I have to say that I am not entirely persuaded by the learned judge's reasoning on that point. Art 6 (2) refers to "the laws of the Member State in question" but it does not prescribe what those laws should be. That is surely the job of the national legislatures and there seems to me to be no reason why the statute that implements the Directive should not define "the earlier right" applying to the particular locality to which art 6 (2) refers.

Equally courageous was the judge's preference for a decision of a hearing officer in Sworders over that of his illustrious predecessor in the later case of Redd Solicitors LLP v Red Legal Ltd and Another [2012] EWPCC 54; [2013] E.T.M.R. 13. In that case His Honour Judge Birss QC (as he then was) found that an earlier right which afforded a defence to infringement of a trade mark under s.11 (3) did not afford a ground for invalidity under s.5 (4) (a). Noting at para [67] that Judge Birss had not been referred to Sworders he declined to follow Redd on the following grounds:

"I think the difficulty with the approach to s.5(4)(a) taken in Redd may be that the resolution of the conflicting rights of parties using the same trade mark in different localities would come to depend arbitrarily on which party first gets to the tape of making an application to register the mark. Party A may have the more geographically widespread business and a greater legitimate expectation of expanding further. Party B, using the same trade name in another part of the UK, may be satisfied with a business limited to a relatively small locality. But if party B applies for a trade mark first then following Redd there would be nothing that Party A could do about it, save rely on its 'earlier right' to provide a defence to infringement under s.11(3), a defence strictly limited in geographical scope. The approach in SWORDERS is more likely to give the tribunal the opportunity, where possible and appropriate, to set a fair territorial limit to the trade mark right or rights granted.
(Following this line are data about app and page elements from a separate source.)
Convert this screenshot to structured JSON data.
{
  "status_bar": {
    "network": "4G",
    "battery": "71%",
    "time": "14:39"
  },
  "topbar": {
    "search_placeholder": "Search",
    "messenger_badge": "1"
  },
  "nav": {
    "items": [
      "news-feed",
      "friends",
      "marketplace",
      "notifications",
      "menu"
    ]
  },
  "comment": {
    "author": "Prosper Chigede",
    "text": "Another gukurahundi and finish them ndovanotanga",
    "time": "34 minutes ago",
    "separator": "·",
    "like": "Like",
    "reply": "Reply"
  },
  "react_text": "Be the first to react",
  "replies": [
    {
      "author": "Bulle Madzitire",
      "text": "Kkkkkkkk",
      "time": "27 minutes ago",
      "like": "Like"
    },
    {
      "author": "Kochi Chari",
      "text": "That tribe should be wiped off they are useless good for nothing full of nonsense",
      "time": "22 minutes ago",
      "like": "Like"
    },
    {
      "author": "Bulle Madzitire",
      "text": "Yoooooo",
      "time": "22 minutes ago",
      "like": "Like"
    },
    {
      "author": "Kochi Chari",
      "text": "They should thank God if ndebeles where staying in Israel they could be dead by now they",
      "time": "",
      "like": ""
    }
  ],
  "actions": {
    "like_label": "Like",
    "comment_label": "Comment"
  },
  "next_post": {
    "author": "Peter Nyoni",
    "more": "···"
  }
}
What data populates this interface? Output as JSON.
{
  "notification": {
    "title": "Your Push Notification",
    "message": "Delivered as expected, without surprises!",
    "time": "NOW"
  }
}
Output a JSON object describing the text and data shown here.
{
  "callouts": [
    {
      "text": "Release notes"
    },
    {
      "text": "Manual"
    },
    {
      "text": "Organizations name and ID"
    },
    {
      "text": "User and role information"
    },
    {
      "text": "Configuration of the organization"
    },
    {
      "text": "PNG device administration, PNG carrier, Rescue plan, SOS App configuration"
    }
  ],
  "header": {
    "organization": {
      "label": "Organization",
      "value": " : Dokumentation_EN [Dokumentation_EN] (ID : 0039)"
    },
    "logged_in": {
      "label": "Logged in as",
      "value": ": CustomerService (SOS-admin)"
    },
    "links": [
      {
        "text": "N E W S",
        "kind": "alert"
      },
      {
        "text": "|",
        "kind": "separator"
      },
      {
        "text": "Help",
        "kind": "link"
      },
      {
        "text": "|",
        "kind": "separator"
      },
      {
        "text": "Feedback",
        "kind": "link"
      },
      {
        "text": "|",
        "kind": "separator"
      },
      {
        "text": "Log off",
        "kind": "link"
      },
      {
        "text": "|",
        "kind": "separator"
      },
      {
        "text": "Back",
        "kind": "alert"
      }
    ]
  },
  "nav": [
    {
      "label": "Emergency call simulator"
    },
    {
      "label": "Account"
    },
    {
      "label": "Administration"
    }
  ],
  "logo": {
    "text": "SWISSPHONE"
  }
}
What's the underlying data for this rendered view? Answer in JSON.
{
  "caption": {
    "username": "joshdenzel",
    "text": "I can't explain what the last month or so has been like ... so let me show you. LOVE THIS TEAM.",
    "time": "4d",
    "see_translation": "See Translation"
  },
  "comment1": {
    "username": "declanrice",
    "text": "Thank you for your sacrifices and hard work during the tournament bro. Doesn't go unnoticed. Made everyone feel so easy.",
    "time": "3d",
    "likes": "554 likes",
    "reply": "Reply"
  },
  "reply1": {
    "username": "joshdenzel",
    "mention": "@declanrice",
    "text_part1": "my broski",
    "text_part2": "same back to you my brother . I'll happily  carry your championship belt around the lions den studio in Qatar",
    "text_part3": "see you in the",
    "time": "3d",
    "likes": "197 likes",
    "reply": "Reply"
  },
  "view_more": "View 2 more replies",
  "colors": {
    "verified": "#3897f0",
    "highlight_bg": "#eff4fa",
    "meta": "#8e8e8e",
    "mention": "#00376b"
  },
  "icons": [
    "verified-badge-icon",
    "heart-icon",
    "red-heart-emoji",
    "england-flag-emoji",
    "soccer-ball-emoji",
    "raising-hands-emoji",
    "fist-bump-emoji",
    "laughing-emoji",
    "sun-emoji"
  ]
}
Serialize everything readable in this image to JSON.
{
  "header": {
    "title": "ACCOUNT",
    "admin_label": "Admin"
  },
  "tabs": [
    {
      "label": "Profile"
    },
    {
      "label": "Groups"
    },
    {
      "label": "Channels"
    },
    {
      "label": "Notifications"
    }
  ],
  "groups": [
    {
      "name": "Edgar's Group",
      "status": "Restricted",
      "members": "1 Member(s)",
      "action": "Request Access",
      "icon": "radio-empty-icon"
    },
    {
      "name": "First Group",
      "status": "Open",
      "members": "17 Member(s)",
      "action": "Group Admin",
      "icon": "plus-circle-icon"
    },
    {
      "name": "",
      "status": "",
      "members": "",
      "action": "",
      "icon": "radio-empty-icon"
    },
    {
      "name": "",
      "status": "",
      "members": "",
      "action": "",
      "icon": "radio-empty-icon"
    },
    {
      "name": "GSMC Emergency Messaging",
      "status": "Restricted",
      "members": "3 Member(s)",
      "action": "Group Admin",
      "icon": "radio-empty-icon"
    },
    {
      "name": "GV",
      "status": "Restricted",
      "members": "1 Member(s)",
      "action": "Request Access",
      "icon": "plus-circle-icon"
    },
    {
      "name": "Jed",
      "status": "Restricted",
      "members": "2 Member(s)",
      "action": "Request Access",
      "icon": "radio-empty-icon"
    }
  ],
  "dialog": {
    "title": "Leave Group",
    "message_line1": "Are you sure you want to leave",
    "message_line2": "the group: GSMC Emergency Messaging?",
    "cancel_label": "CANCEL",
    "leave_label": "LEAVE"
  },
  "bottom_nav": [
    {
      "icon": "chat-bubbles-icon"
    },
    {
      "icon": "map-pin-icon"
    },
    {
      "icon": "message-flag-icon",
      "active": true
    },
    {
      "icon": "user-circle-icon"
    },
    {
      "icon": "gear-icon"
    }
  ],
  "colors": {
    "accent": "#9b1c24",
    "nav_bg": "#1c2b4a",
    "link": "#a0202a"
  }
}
I therefore prefer the approach to s.5(4)(a)/art.4(4)(b) in SWORDERS."

Judge Hacon's argument on this point is attractive and I can see its force particularly as s.47 (2) (b) refers to the conditions in s.5 (4).  It would be anomalous if the same facts could found a defence to a trade mark infringement but not invalidate the trade mark in the absence of a disclaimer.   It will be interesting to see whether Caspian Pizza will be followed and, more importantly, endorsed on appeal.

Should anyone wish to discuss this case, earlier rights under s.5 (4) or s.47 (2) (b) or trade marks and passing off in general, he or she should not hesitate to call me on 020 7404 5252 during office hours or message me using my contact form.

Comments

Popular posts from this blog

The Supreme Court's Judgment in Eli Lilly v Actavis UK Ltd and Others: how to understand it and why it is important

Pre-Action Correspondence - Not Just a Box to be ticked or a Hoop to be jumped through.

Cakes and Copyright